[[ Exercise data open ]]
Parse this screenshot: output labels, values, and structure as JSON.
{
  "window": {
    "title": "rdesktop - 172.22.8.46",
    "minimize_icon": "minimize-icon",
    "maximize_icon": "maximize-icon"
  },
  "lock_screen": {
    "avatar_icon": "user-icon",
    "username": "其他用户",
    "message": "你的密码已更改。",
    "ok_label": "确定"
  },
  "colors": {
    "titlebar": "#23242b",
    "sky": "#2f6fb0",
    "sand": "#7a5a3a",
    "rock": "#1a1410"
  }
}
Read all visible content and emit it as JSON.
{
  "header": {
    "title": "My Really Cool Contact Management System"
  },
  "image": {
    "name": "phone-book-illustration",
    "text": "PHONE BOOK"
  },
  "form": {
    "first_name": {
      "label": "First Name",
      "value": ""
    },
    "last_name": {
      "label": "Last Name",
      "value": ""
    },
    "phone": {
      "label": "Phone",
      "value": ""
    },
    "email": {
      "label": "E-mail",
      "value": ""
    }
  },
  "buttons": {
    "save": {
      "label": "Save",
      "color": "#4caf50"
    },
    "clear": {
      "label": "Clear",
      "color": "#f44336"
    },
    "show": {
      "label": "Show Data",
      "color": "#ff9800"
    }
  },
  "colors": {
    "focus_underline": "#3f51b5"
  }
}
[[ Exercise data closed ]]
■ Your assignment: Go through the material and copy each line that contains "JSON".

■ Exercise response:
Parse this screenshot: output labels, values, and structure as JSON.
Read all visible content and emit it as JSON.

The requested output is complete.